When I found out last week that Blake was dead, unexpectedly, and at the age of 58, I searched for him in my inbox. I found this email from November 26, 2014.
Hope you and yours have a great Thanksgiving. Just had the opportunity to look at your most recent catalog with the Ford Bronco on the cover. I thought overall it was really well done, and though you didn’t ask for it, I thought I’d put in my two cents.
I’m not very creative, so I would have skipped the picture on page 2 and 3.
Page 4: great looking sweater, a little hard to read the print, and you don’t list sizes.
Page 38: I think there needs to be more clarity about the various fits and washes, and depending on the customer, which one they may want to buy. Whether it’s on that page, or something at the end. You may nail this on the website and want to encourage customers to go there.
Page 49: I think it would be hard for a customer to find their item through the description on the bottom quartile of the page. Could you have a number next to each item or some easier way to follow it to eventually order?
Page 54: I didn’t quite get this page. Is this for clearance, because you’re talking about 20% off at the bottom? Is this a focus for women?
It went on. Every single thing was about the customer. Over four years later, we are still working on his feedback from page 38. Smile.
The last time I saw Blake we were in his office in Seattle. It was a cold and windy day in August. I showed him a pair of white Vans I was wearing and had just bought at the flagship store below their headquarters. He flashed his trademark smile. Someone in an online obituary said they never saw him without it. It made me stop and think. I never saw him without it, either.

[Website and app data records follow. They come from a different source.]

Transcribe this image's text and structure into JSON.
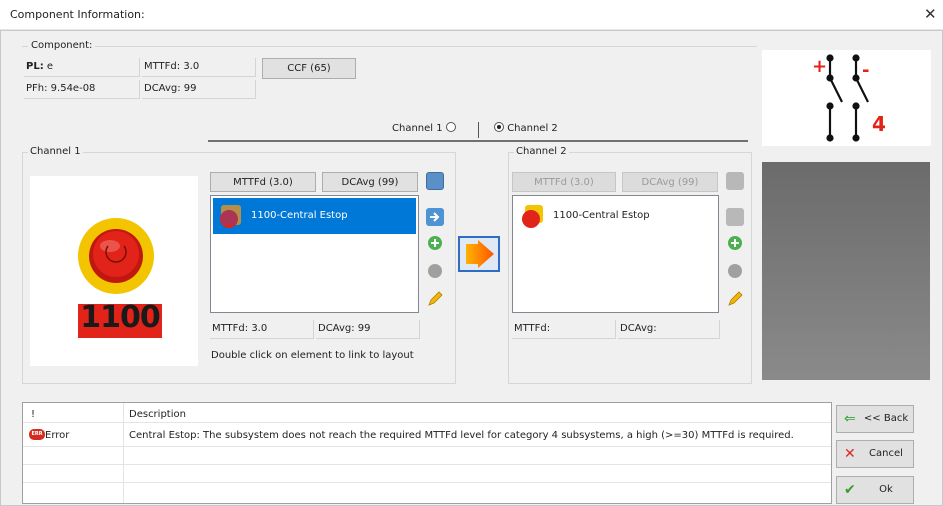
{
  "window": {
    "title": "Component Information:",
    "close_glyph": "✕"
  },
  "component": {
    "group_label": "Component:",
    "pl_label": "PL:",
    "pl_value": "e",
    "mttfd": "MTTFd: 3.0",
    "ccf_button": "CCF (65)",
    "pfh": "PFh: 9.54e-08",
    "dcavg": "DCAvg: 99"
  },
  "schematic": {
    "plus": "+",
    "minus": "-",
    "number": "4"
  },
  "channel_select": {
    "channel1": "Channel 1",
    "channel2": "Channel 2",
    "selected": "Channel 2"
  },
  "channel1": {
    "group_label": "Channel 1",
    "mttfd_button": "MTTFd (3.0)",
    "dcavg_button": "DCAvg (99)",
    "items": [
      {
        "label": "1100-Central Estop",
        "selected": true
      }
    ],
    "mttfd_value": "MTTFd: 3.0",
    "dcavg_value": "DCAvg: 99",
    "hint": "Double click on element to link to layout",
    "preview_label": "1100"
  },
  "channel2": {
    "group_label": "Channel 2",
    "mttfd_button": "MTTFd (3.0)",
    "dcavg_button": "DCAvg (99)",
    "items": [
      {
        "label": "1100-Central Estop",
        "selected": false
      }
    ],
    "mttfd_value": "MTTFd:",
    "dcavg_value": "DCAvg:"
  },
  "messages": {
    "columns": [
      "!",
      "Description"
    ],
    "rows": [
      {
        "type": "Error",
        "badge": "ERR",
        "description": "Central Estop: The subsystem does not reach the required MTTFd level for category 4 subsystems, a high (>=30) MTTFd is required."
      }
    ]
  },
  "actions": {
    "back": "<< Back",
    "cancel": "Cancel",
    "ok": "Ok"
  },
  "colors": {
    "selection": "#0078d7",
    "error": "#d62b1f",
    "ok_green": "#3a9a2a",
    "back_green": "#3aa53a",
    "estop_red": "#e2231a",
    "estop_yellow": "#f2c500"
  }
}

We got into a conversation that afternoon on the relationship between costs and margins. I mentioned to him that we had been able to bring our costs down as we got scale, and we’d be better able to split the margins with Nordstrom. He flashed his toothy grin and told me that he doesn’t like when brands and retailers do that. He’d rather we invested more in the product or passed on the savings to the customer. He made a joke about how he sometimes gets in trouble for saying that.

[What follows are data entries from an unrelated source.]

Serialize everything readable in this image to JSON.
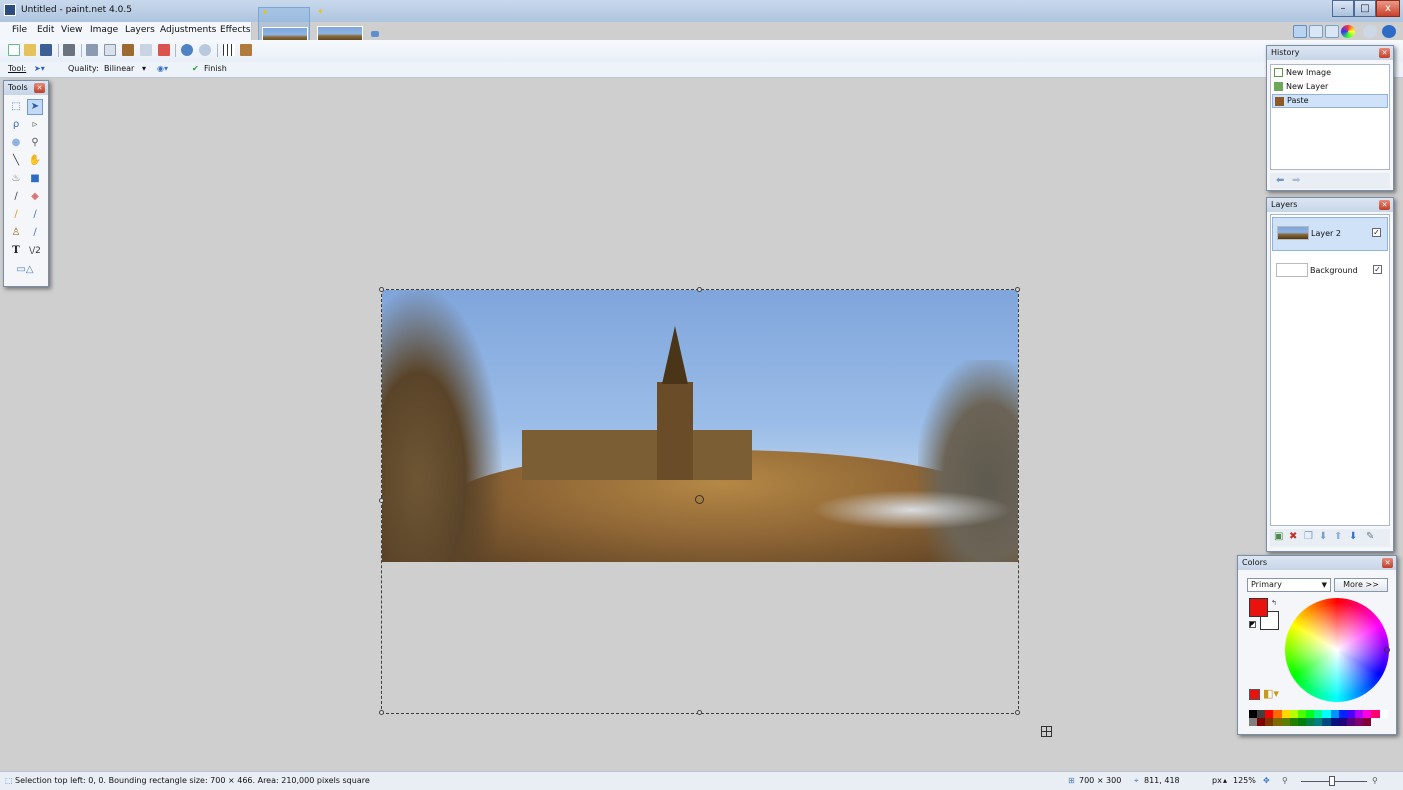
{
  "window": {
    "title": "Untitled - paint.net 4.0.5",
    "minimize": "–",
    "maximize": "□",
    "close": "x"
  },
  "menu": [
    "File",
    "Edit",
    "View",
    "Image",
    "Layers",
    "Adjustments",
    "Effects"
  ],
  "toolbar": {
    "tool_label": "Tool:",
    "quality_label": "Quality:",
    "quality_value": "Bilinear",
    "finish_label": "Finish"
  },
  "tools_panel": {
    "title": "Tools",
    "tools": [
      "rectangle-select",
      "move-selected-pixels",
      "lasso-select",
      "move-selection",
      "ellipse-select",
      "zoom",
      "magic-wand",
      "pan",
      "paint-bucket",
      "gradient",
      "paintbrush",
      "eraser",
      "pencil",
      "color-picker",
      "clone-stamp",
      "recolor",
      "text",
      "line-curve",
      "shapes"
    ],
    "text_glyph": "T",
    "line_glyph": "\\/2"
  },
  "history_panel": {
    "title": "History",
    "items": [
      {
        "label": "New Image",
        "icon": "new-image-icon",
        "active": false
      },
      {
        "label": "New Layer",
        "icon": "new-layer-icon",
        "active": false
      },
      {
        "label": "Paste",
        "icon": "paste-icon",
        "active": true
      }
    ]
  },
  "layers_panel": {
    "title": "Layers",
    "layers": [
      {
        "name": "Layer 2",
        "visible": true,
        "active": true
      },
      {
        "name": "Background",
        "visible": true,
        "active": false
      }
    ]
  },
  "colors_panel": {
    "title": "Colors",
    "mode": "Primary",
    "more_button": "More >>",
    "primary_color": "#e8120f",
    "secondary_color": "#ffffff"
  },
  "palette": [
    "#000000",
    "#404040",
    "#ff0000",
    "#ff6a00",
    "#ffd800",
    "#b6ff00",
    "#4cff00",
    "#00ff21",
    "#00ff90",
    "#00ffff",
    "#0094ff",
    "#0026ff",
    "#4800ff",
    "#b200ff",
    "#ff00dc",
    "#ff006e",
    "#ffffff",
    "#808080",
    "#7f0000",
    "#7f3300",
    "#7f6a00",
    "#5b7f00",
    "#267f00",
    "#007f0e",
    "#007f46",
    "#007f7f",
    "#004a7f",
    "#00137f",
    "#21007f",
    "#57007f",
    "#7f006e",
    "#7f0037"
  ],
  "status": {
    "selection_info": "Selection top left: 0, 0. Bounding rectangle size: 700 × 466. Area: 210,000 pixels square",
    "image_size": "700 × 300",
    "cursor_pos": "811, 418",
    "units": "px",
    "zoom": "125%"
  }
}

The moment passed, but it stayed with me. It ended up having a profound effect. A big part of our strategy this year at Bonobos is based on it.

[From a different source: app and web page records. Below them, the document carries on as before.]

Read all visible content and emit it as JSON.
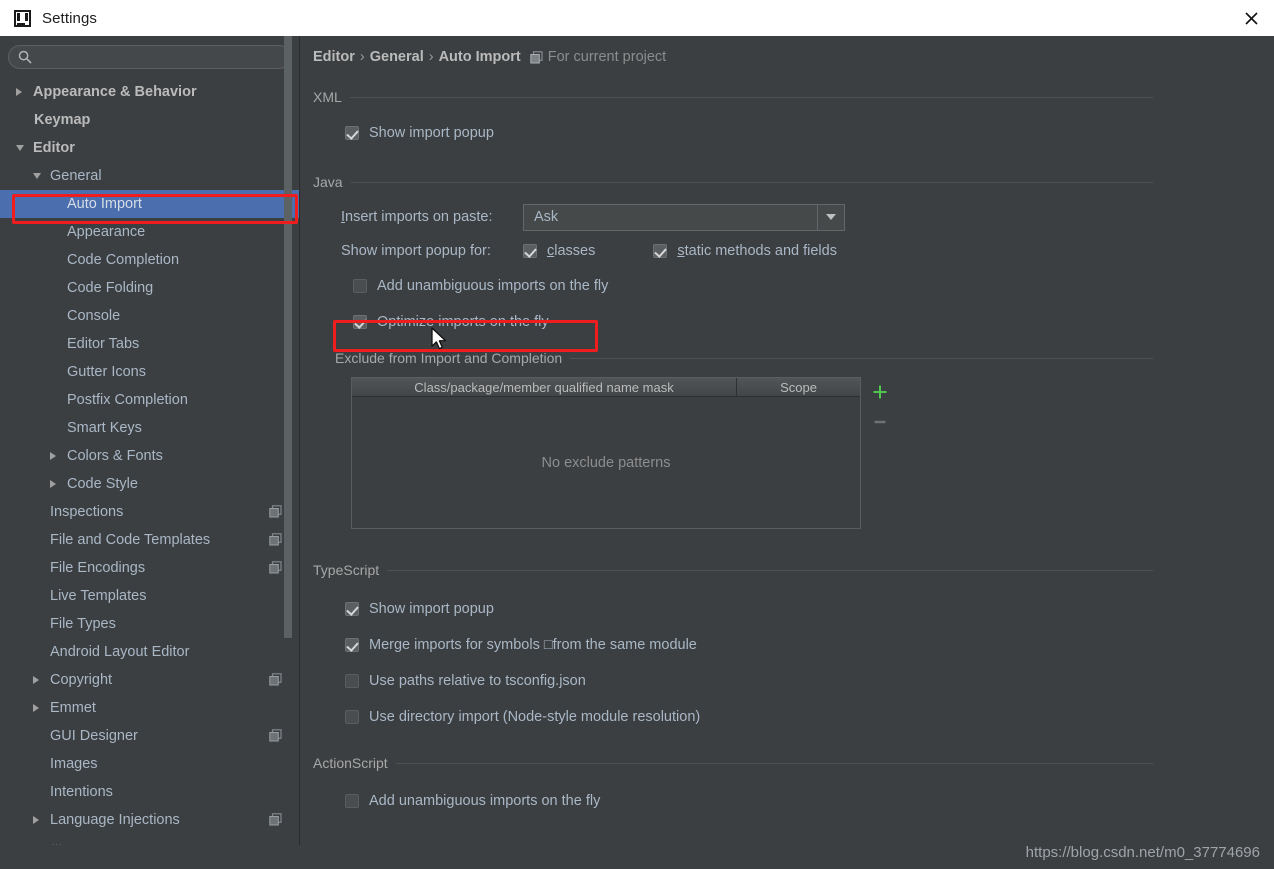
{
  "window": {
    "title": "Settings",
    "logo_icon": "intellij-idea-logo",
    "close_icon": "close-icon"
  },
  "sidebar": {
    "search": {
      "value": "",
      "placeholder": "",
      "icon": "search-icon"
    },
    "items": [
      {
        "label": "Appearance & Behavior",
        "indent": 16,
        "arrow": "collapsed",
        "bold": true,
        "selected": false,
        "badge": false
      },
      {
        "label": "Keymap",
        "indent": 34,
        "arrow": "none",
        "bold": true,
        "selected": false,
        "badge": false
      },
      {
        "label": "Editor",
        "indent": 16,
        "arrow": "expanded",
        "bold": true,
        "selected": false,
        "badge": false
      },
      {
        "label": "General",
        "indent": 33,
        "arrow": "expanded",
        "bold": false,
        "selected": false,
        "badge": false
      },
      {
        "label": "Auto Import",
        "indent": 67,
        "arrow": "none",
        "bold": false,
        "selected": true,
        "badge": false
      },
      {
        "label": "Appearance",
        "indent": 67,
        "arrow": "none",
        "bold": false,
        "selected": false,
        "badge": false
      },
      {
        "label": "Code Completion",
        "indent": 67,
        "arrow": "none",
        "bold": false,
        "selected": false,
        "badge": false
      },
      {
        "label": "Code Folding",
        "indent": 67,
        "arrow": "none",
        "bold": false,
        "selected": false,
        "badge": false
      },
      {
        "label": "Console",
        "indent": 67,
        "arrow": "none",
        "bold": false,
        "selected": false,
        "badge": false
      },
      {
        "label": "Editor Tabs",
        "indent": 67,
        "arrow": "none",
        "bold": false,
        "selected": false,
        "badge": false
      },
      {
        "label": "Gutter Icons",
        "indent": 67,
        "arrow": "none",
        "bold": false,
        "selected": false,
        "badge": false
      },
      {
        "label": "Postfix Completion",
        "indent": 67,
        "arrow": "none",
        "bold": false,
        "selected": false,
        "badge": false
      },
      {
        "label": "Smart Keys",
        "indent": 67,
        "arrow": "none",
        "bold": false,
        "selected": false,
        "badge": false
      },
      {
        "label": "Colors & Fonts",
        "indent": 50,
        "arrow": "collapsed",
        "bold": false,
        "selected": false,
        "badge": false
      },
      {
        "label": "Code Style",
        "indent": 50,
        "arrow": "collapsed",
        "bold": false,
        "selected": false,
        "badge": false
      },
      {
        "label": "Inspections",
        "indent": 50,
        "arrow": "none",
        "bold": false,
        "selected": false,
        "badge": true
      },
      {
        "label": "File and Code Templates",
        "indent": 50,
        "arrow": "none",
        "bold": false,
        "selected": false,
        "badge": true
      },
      {
        "label": "File Encodings",
        "indent": 50,
        "arrow": "none",
        "bold": false,
        "selected": false,
        "badge": true
      },
      {
        "label": "Live Templates",
        "indent": 50,
        "arrow": "none",
        "bold": false,
        "selected": false,
        "badge": false
      },
      {
        "label": "File Types",
        "indent": 50,
        "arrow": "none",
        "bold": false,
        "selected": false,
        "badge": false
      },
      {
        "label": "Android Layout Editor",
        "indent": 50,
        "arrow": "none",
        "bold": false,
        "selected": false,
        "badge": false
      },
      {
        "label": "Copyright",
        "indent": 33,
        "arrow": "collapsed",
        "bold": false,
        "selected": false,
        "badge": true
      },
      {
        "label": "Emmet",
        "indent": 33,
        "arrow": "collapsed",
        "bold": false,
        "selected": false,
        "badge": false
      },
      {
        "label": "GUI Designer",
        "indent": 50,
        "arrow": "none",
        "bold": false,
        "selected": false,
        "badge": true
      },
      {
        "label": "Images",
        "indent": 50,
        "arrow": "none",
        "bold": false,
        "selected": false,
        "badge": false
      },
      {
        "label": "Intentions",
        "indent": 50,
        "arrow": "none",
        "bold": false,
        "selected": false,
        "badge": false
      },
      {
        "label": "Language Injections",
        "indent": 33,
        "arrow": "collapsed",
        "bold": false,
        "selected": false,
        "badge": true
      }
    ],
    "partial_next_item": "..."
  },
  "breadcrumb": {
    "path": [
      "Editor",
      "General",
      "Auto Import"
    ],
    "separator": "›",
    "project_icon": "project-scope-icon",
    "project_scope_text": "For current project"
  },
  "sections": {
    "xml": {
      "title": "XML",
      "options": [
        {
          "label": "Show import popup",
          "checked": true
        }
      ]
    },
    "java": {
      "title": "Java",
      "insert_imports_label": "Insert imports on paste:",
      "insert_imports_mnemonic": "I",
      "insert_imports_value": "Ask",
      "insert_imports_options": [
        "Ask"
      ],
      "show_popup_label": "Show import popup for:",
      "show_popup_checkboxes": [
        {
          "label": "classes",
          "mnemonic": "c",
          "checked": true
        },
        {
          "label": "static methods and fields",
          "mnemonic": "s",
          "checked": true
        }
      ],
      "options": [
        {
          "label": "Add unambiguous imports on the fly",
          "checked": false,
          "highlighted": false
        },
        {
          "label": "Optimize imports on the fly",
          "checked": true,
          "highlighted": true
        }
      ],
      "exclude": {
        "title": "Exclude from Import and Completion",
        "columns": [
          "Class/package/member qualified name mask",
          "Scope"
        ],
        "rows": [],
        "empty_text": "No exclude patterns",
        "add_button": "+",
        "remove_button": "—"
      }
    },
    "typescript": {
      "title": "TypeScript",
      "options": [
        {
          "label": "Show import popup",
          "checked": true
        },
        {
          "label": "Merge imports for symbols □from the same module",
          "checked": true
        },
        {
          "label": "Use paths relative to tsconfig.json",
          "checked": false
        },
        {
          "label": "Use directory import (Node-style module resolution)",
          "checked": false
        }
      ]
    },
    "actionscript": {
      "title": "ActionScript",
      "options": [
        {
          "label": "Add unambiguous imports on the fly",
          "checked": false
        }
      ]
    }
  },
  "annotations": {
    "color": "#ef1d1d",
    "boxes": [
      "sidebar-auto-import",
      "optimize-imports-on-the-fly"
    ]
  },
  "watermark": "https://blog.csdn.net/m0_37774696",
  "colors": {
    "background": "#3c3f41",
    "titlebar": "#ffffff",
    "selection": "#4b6eaf",
    "text": "#a9b7c6",
    "accent_add": "#4ec94e",
    "annotation": "#ef1d1d"
  }
}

I asked Blake what he was up to that day. He said he was answering customer emails. I was puzzled.
“How do you have time?” I asked him.
“Oh I block some time every day. Or I answer them in between meetings. I also never do any external stuff. No panels, no talks. Clears up a lot of time. I’d rather be talking to our customers or here with the team than out there on the circuit,” he said, with a wave of the hand.
As someone who does too much external stuff, I gulped.
“How many customer emails do you get a day?” I asked.
“Usually about 30,” he said.
“You can’t possibly answer them all,” I replied, indignant.
“Of course I do,” he said, in an aw shucks way. He grinned; then he gave his assistant the credit.
“Don’t some customers just keep going back and forth with you?”
“Oh sure,” he said. “There are some people that are never going to be satisfied.”
A woman walked by his office. It was an executive they had hired recently. He enthusiastically invited her in to meet me, celebrating her background and what she does at the company. We chatted. She left.
Out of nowhere, then, and with a big smile:
“Have you met my Dad??”
No, I hadn’t. Blake walked me down the hall to meet him. Bruce, at 85, was in the office, working. “I’m the chief scorekeeper and the chief cheerleader,” he told me, also with a big smile, clearly hereditary.
To my great surprise his dad was wearing Bonobos. I was smitten. I asked Blake to take a picture. He took several. He said he got some good ones. I had to laugh. In none of the photos are my eyes open. I posted one anyway.
Later I remember regretting that Blake wasn’t in the picture.
As we wrapped up, Blake mentioned that I absolutely had to read a copy of his dad’s book. I asked Bruce for a signed copy. It’s called Leave It Better Than You Found It.
Blake did just that in this life.
It never occurred to me that he would be leaving anytime soon.
His charisma was in the way that he listened and engaged as much as it was in what he said. Every time I was with him, he transmitted positive energy. He was unflinchingly honest and curious. He had courage. He cared intensely about taking care of customers and the members of his team. The common thread reveals what Blake was really all about.
I didn’t know Blake that well. As I take stock, what I realize is how much every interaction, however quotidian, matters. There are very few big moments in life. There are a million small ones.
Handle each one with care.